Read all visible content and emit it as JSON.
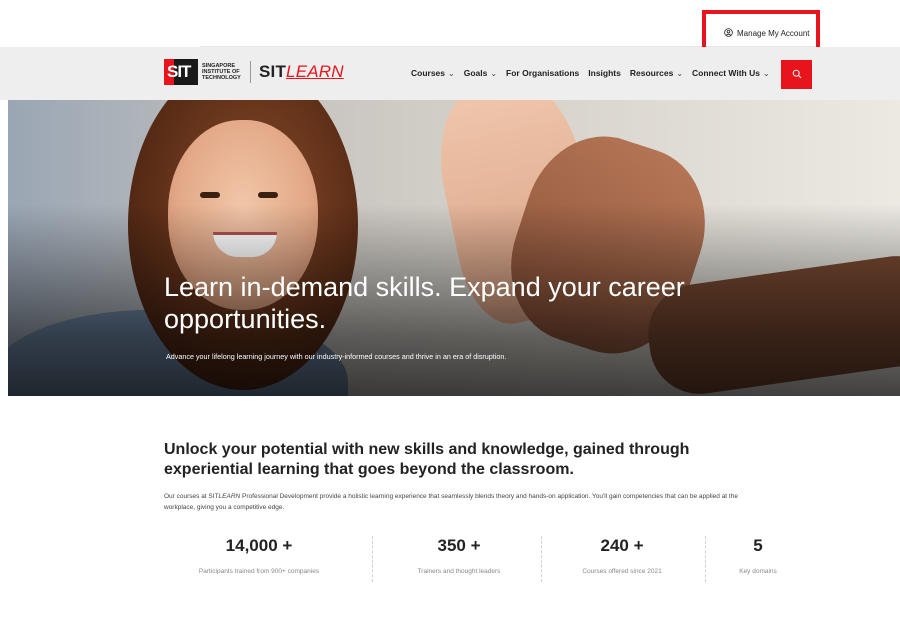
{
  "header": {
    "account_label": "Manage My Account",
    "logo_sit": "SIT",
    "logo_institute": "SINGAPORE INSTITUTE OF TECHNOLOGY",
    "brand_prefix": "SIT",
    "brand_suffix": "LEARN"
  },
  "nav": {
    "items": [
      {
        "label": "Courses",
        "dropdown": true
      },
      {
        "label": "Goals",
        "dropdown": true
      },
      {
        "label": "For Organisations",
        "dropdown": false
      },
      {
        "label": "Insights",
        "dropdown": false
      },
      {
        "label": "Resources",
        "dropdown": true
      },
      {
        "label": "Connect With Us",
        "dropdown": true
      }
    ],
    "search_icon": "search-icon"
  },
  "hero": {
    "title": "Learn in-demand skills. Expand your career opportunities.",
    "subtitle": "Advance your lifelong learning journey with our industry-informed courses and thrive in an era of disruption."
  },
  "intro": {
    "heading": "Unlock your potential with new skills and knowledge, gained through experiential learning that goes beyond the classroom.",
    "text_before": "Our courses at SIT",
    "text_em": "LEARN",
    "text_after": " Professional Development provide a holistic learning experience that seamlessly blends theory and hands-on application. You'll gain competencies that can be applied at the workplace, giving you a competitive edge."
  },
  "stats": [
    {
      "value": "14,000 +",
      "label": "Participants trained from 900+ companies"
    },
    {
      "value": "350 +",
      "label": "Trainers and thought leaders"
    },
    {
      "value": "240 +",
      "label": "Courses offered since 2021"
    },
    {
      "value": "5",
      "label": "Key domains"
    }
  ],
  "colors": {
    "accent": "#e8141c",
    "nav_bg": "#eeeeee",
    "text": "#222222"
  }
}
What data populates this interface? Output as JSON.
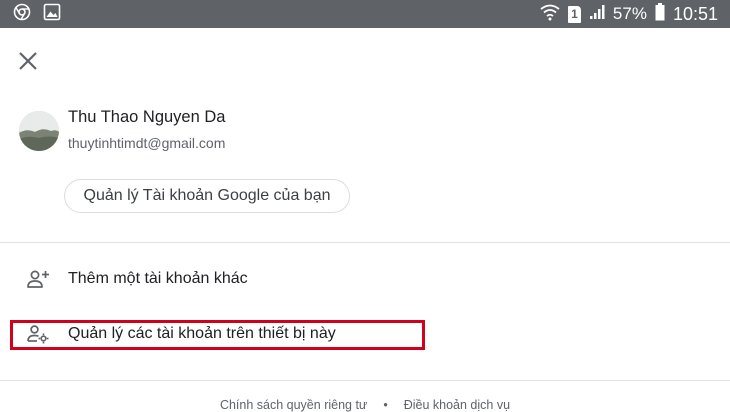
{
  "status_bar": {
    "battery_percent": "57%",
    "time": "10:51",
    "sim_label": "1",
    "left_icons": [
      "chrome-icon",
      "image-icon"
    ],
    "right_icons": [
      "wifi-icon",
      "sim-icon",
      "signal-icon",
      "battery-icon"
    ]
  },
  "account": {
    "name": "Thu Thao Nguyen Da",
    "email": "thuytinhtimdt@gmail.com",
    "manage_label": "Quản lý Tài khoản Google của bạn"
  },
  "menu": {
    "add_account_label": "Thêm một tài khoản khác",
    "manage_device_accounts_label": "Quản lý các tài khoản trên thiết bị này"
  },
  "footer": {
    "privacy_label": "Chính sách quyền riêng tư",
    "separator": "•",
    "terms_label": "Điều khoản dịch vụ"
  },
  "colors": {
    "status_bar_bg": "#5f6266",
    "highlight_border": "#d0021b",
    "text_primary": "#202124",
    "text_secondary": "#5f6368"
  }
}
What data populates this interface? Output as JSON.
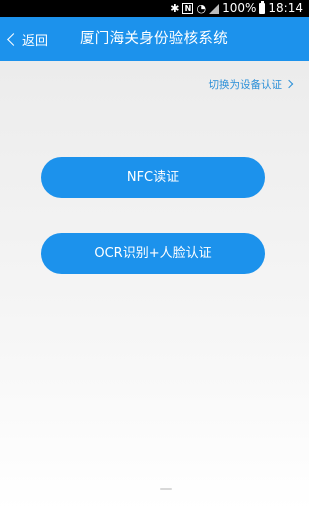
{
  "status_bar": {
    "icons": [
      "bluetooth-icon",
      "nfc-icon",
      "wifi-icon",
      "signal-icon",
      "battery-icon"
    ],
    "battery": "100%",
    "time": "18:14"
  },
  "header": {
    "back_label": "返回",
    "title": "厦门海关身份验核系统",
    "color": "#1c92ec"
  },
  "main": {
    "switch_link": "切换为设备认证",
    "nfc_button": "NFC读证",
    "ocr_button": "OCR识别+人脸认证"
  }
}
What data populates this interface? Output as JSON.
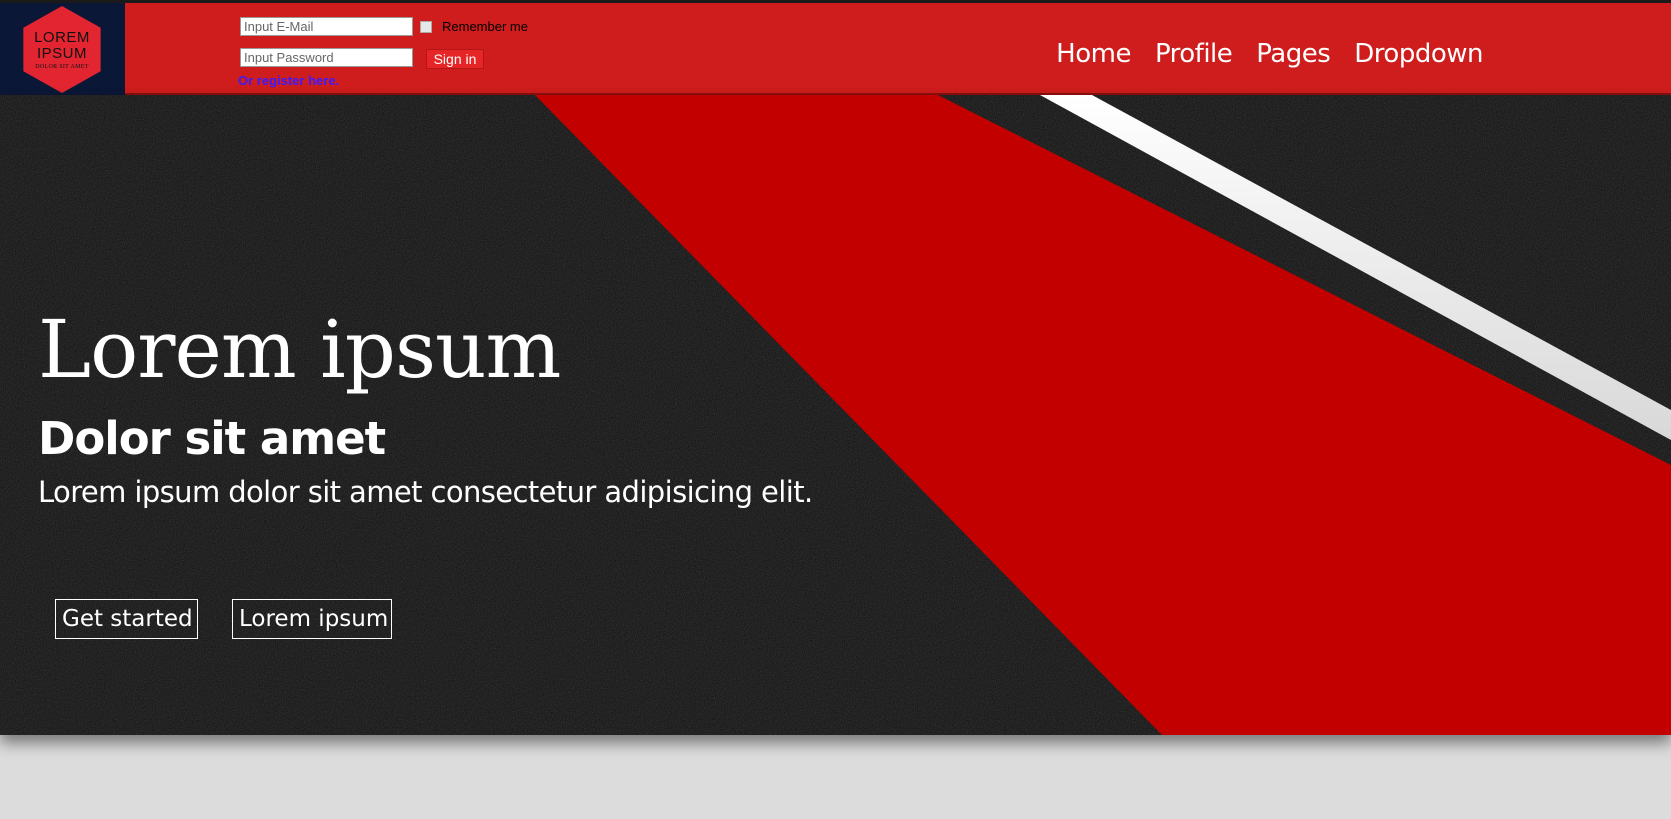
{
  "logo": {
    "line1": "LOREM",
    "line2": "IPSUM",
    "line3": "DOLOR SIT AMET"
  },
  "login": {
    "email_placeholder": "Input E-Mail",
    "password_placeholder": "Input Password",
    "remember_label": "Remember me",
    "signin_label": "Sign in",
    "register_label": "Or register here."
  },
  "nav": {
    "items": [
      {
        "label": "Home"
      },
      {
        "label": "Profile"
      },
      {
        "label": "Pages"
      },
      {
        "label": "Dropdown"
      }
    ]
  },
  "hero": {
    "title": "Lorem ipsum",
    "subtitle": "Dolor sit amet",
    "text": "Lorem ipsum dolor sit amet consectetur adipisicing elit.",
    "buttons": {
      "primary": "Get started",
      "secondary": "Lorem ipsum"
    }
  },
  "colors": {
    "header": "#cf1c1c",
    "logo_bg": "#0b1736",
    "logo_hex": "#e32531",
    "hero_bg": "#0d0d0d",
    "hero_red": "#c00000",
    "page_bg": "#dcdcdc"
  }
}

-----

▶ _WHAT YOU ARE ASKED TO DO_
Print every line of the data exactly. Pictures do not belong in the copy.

▶ _ANSWER_
Read all visible content and emit it as JSON.
{
  "header": {
    "account_label": "Manage My Account",
    "logo_sit": "SIT",
    "logo_institute": "SINGAPORE INSTITUTE OF TECHNOLOGY",
    "brand_prefix": "SIT",
    "brand_suffix": "LEARN"
  },
  "nav": {
    "items": [
      {
        "label": "Courses",
        "dropdown": true
      },
      {
        "label": "Goals",
        "dropdown": true
      },
      {
        "label": "For Organisations",
        "dropdown": false
      },
      {
        "label": "Insights",
        "dropdown": false
      },
      {
        "label": "Resources",
        "dropdown": true
      },
      {
        "label": "Connect With Us",
        "dropdown": true
      }
    ],
    "search_icon": "search-icon"
  },
  "hero": {
    "title": "Learn in-demand skills. Expand your career opportunities.",
    "subtitle": "Advance your lifelong learning journey with our industry-informed courses and thrive in an era of disruption."
  },
  "intro": {
    "heading": "Unlock your potential with new skills and knowledge, gained through experiential learning that goes beyond the classroom.",
    "text_before": "Our courses at SIT",
    "text_em": "LEARN",
    "text_after": " Professional Development provide a holistic learning experience that seamlessly blends theory and hands-on application. You'll gain competencies that can be applied at the workplace, giving you a competitive edge."
  },
  "stats": [
    {
      "value": "14,000 +",
      "label": "Participants trained from 900+ companies"
    },
    {
      "value": "350 +",
      "label": "Trainers and thought leaders"
    },
    {
      "value": "240 +",
      "label": "Courses offered since 2021"
    },
    {
      "value": "5",
      "label": "Key domains"
    }
  ],
  "colors": {
    "accent": "#e8141c",
    "nav_bg": "#eeeeee",
    "text": "#222222"
  }
}
What data populates this interface? Output as JSON.
{
  "status_bar": {
    "battery_percent": "57%",
    "time": "10:51",
    "sim_label": "1",
    "left_icons": [
      "chrome-icon",
      "image-icon"
    ],
    "right_icons": [
      "wifi-icon",
      "sim-icon",
      "signal-icon",
      "battery-icon"
    ]
  },
  "account": {
    "name": "Thu Thao Nguyen Da",
    "email": "thuytinhtimdt@gmail.com",
    "manage_label": "Quản lý Tài khoản Google của bạn"
  },
  "menu": {
    "add_account_label": "Thêm một tài khoản khác",
    "manage_device_accounts_label": "Quản lý các tài khoản trên thiết bị này"
  },
  "footer": {
    "privacy_label": "Chính sách quyền riêng tư",
    "separator": "•",
    "terms_label": "Điều khoản dịch vụ"
  },
  "colors": {
    "status_bar_bg": "#5f6266",
    "highlight_border": "#d0021b",
    "text_primary": "#202124",
    "text_secondary": "#5f6368"
  }
}
What data populates this interface? Output as JSON.
{
  "status_bar": {
    "icons": [
      "bluetooth-icon",
      "nfc-icon",
      "wifi-icon",
      "signal-icon",
      "battery-icon"
    ],
    "battery": "100%",
    "time": "18:14"
  },
  "header": {
    "back_label": "返回",
    "title": "厦门海关身份验核系统",
    "color": "#1c92ec"
  },
  "main": {
    "switch_link": "切换为设备认证",
    "nfc_button": "NFC读证",
    "ocr_button": "OCR识别+人脸认证"
  }
}
What data populates this interface? Output as JSON.
{
  "logo": {
    "line1": "LOREM",
    "line2": "IPSUM",
    "line3": "DOLOR SIT AMET"
  },
  "login": {
    "email_placeholder": "Input E-Mail",
    "password_placeholder": "Input Password",
    "remember_label": "Remember me",
    "signin_label": "Sign in",
    "register_label": "Or register here."
  },
  "nav": {
    "items": [
      {
        "label": "Home"
      },
      {
        "label": "Profile"
      },
      {
        "label": "Pages"
      },
      {
        "label": "Dropdown"
      }
    ]
  },
  "hero": {
    "title": "Lorem ipsum",
    "subtitle": "Dolor sit amet",
    "text": "Lorem ipsum dolor sit amet consectetur adipisicing elit.",
    "buttons": {
      "primary": "Get started",
      "secondary": "Lorem ipsum"
    }
  },
  "colors": {
    "header": "#cf1c1c",
    "logo_bg": "#0b1736",
    "logo_hex": "#e32531",
    "hero_bg": "#0d0d0d",
    "hero_red": "#c00000",
    "page_bg": "#dcdcdc"
  }
}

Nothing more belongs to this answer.